◆ Required work
Copy all the lines of the data that include the word "song".

◆ Given data
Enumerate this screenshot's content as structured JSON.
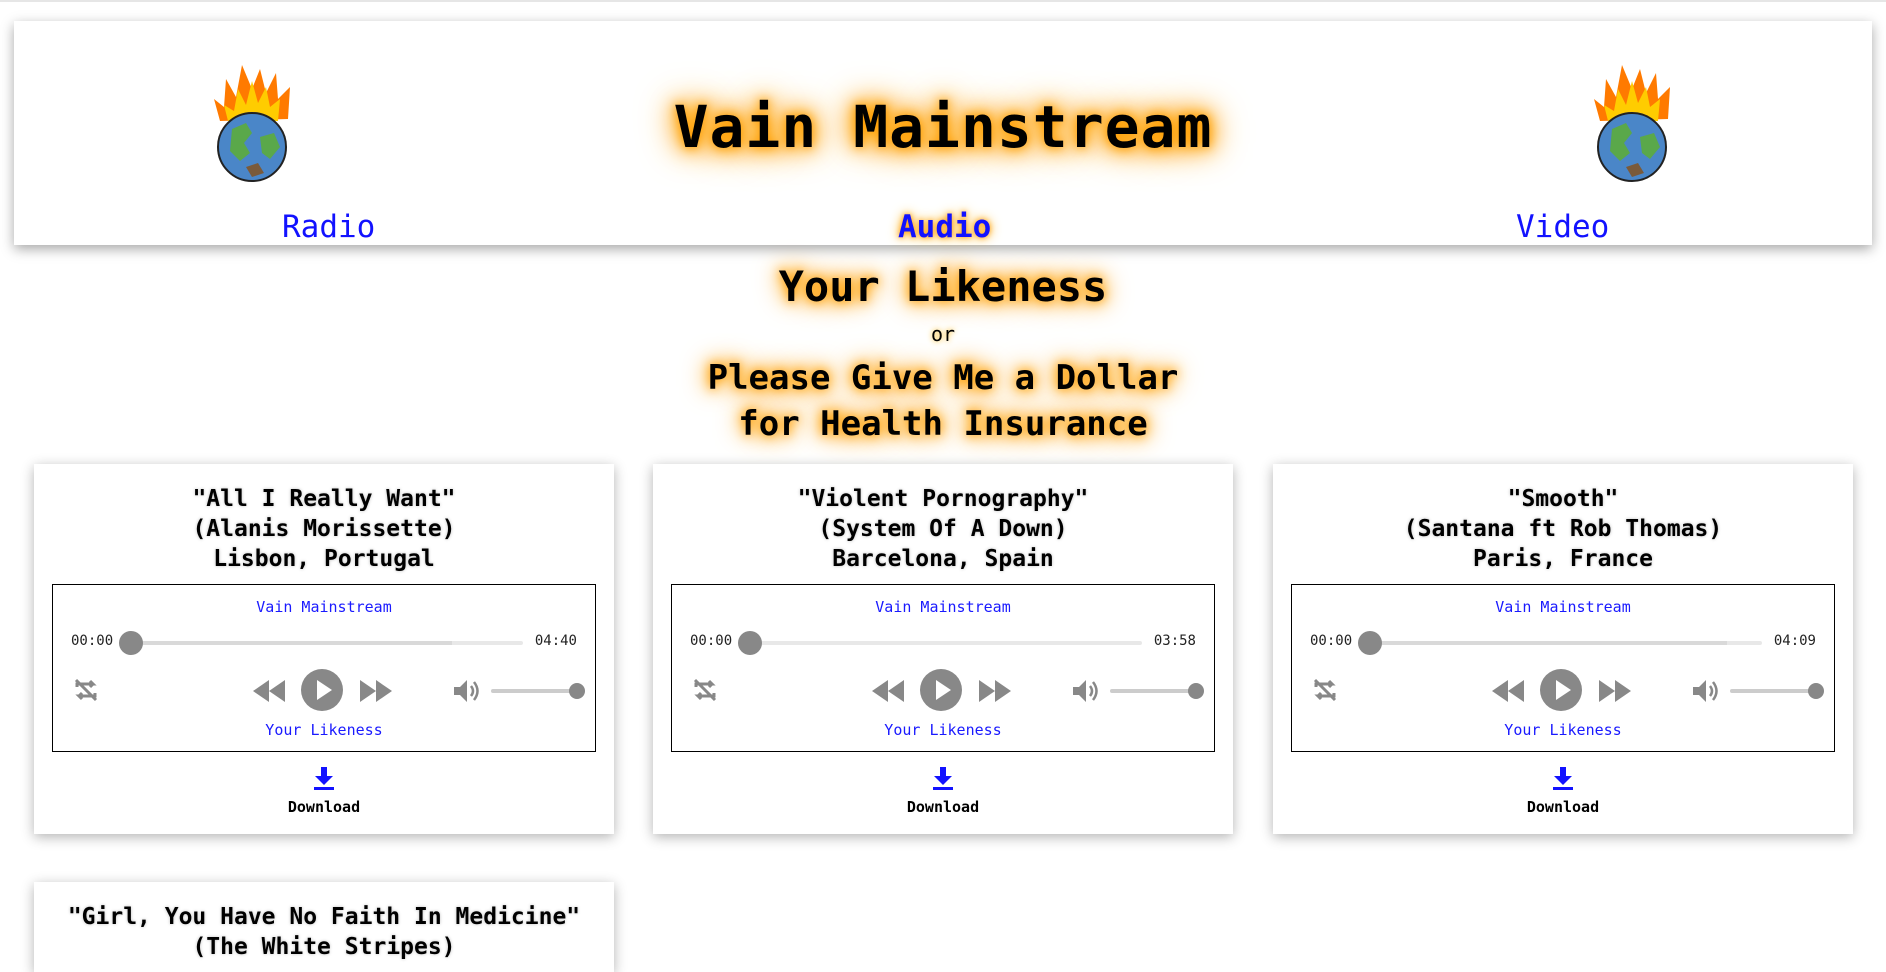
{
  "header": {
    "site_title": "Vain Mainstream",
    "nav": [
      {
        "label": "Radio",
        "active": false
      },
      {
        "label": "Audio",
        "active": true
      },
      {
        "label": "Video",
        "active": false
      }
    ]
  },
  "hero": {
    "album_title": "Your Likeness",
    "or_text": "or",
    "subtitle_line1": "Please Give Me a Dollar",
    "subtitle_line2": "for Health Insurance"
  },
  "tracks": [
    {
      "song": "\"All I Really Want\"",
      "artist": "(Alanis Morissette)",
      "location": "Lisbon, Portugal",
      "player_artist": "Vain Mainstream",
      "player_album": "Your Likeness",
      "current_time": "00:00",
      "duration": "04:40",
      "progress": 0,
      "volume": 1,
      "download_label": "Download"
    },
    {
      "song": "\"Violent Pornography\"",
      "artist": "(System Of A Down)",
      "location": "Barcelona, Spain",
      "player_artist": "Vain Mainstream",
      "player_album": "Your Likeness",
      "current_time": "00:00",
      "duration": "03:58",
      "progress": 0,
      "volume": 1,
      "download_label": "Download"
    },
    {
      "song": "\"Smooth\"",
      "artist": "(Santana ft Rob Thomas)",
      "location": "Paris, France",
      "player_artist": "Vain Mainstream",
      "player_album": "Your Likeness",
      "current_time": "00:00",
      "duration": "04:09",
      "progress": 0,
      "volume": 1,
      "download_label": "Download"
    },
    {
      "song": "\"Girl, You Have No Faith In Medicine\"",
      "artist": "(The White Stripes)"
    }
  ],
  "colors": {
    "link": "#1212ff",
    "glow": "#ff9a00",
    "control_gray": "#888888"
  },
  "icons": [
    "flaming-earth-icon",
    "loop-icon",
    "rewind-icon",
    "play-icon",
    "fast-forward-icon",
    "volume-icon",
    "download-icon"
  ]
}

◆ Answer for this exercise
      "song": "\"All I Really Want\"",
      "song": "\"Violent Pornography\"",
      "song": "\"Smooth\"",
      "song": "\"Girl, You Have No Faith In Medicine\"",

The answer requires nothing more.